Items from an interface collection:
━━━━━━━━━━━━━━━━━━━━━━━━━━━━━━

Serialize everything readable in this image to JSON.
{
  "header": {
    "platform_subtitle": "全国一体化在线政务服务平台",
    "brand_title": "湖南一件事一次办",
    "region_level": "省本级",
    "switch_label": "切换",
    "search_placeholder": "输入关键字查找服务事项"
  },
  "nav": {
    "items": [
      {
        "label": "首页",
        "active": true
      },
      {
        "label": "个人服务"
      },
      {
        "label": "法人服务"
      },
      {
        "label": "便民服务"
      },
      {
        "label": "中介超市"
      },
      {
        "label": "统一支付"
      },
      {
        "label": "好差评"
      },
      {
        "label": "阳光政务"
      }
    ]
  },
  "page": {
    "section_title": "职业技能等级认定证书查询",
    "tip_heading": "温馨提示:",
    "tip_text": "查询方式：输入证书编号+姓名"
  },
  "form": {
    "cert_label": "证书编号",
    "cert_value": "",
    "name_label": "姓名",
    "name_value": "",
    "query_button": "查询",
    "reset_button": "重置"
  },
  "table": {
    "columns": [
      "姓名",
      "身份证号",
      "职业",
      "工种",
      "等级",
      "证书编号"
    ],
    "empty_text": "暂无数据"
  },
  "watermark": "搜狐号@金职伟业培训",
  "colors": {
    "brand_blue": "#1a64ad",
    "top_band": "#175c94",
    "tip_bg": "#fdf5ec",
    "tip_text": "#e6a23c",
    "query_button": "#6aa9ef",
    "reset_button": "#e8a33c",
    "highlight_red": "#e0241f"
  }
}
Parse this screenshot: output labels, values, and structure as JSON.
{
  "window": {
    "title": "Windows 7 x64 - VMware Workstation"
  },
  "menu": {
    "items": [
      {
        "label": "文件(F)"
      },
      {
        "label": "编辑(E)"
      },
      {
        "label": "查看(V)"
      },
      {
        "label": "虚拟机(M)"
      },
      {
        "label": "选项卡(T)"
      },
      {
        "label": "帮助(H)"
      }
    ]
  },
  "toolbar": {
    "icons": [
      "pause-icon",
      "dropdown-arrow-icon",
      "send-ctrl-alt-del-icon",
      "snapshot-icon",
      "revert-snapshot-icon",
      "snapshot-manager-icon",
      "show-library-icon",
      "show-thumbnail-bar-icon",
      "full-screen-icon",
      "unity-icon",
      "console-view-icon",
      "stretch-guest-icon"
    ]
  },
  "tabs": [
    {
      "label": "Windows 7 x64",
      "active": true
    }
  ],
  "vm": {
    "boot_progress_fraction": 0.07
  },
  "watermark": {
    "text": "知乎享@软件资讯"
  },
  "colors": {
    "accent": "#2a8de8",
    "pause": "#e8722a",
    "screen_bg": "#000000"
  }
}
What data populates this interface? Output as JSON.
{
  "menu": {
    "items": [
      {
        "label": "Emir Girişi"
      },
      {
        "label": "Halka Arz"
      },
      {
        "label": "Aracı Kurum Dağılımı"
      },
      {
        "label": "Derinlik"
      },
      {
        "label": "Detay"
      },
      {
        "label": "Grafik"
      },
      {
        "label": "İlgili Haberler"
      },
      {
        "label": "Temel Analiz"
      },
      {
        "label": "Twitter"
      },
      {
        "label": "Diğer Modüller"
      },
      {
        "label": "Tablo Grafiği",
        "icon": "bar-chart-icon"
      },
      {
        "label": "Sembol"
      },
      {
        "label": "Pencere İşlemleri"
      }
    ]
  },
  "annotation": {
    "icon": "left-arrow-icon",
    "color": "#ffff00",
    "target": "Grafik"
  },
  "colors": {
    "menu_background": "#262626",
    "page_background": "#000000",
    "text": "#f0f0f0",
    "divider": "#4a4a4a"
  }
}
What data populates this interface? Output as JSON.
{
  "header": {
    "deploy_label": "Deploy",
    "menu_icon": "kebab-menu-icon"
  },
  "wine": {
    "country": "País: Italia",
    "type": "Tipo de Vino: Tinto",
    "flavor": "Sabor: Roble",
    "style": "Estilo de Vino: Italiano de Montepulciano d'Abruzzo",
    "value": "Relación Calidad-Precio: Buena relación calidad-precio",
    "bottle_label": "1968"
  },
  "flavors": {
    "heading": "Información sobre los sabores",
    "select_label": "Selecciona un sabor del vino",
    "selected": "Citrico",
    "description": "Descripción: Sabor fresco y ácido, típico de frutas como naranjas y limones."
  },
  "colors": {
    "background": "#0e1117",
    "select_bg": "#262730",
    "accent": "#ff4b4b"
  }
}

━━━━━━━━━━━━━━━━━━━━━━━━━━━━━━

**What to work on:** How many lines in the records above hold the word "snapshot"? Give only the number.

**Your response:** 3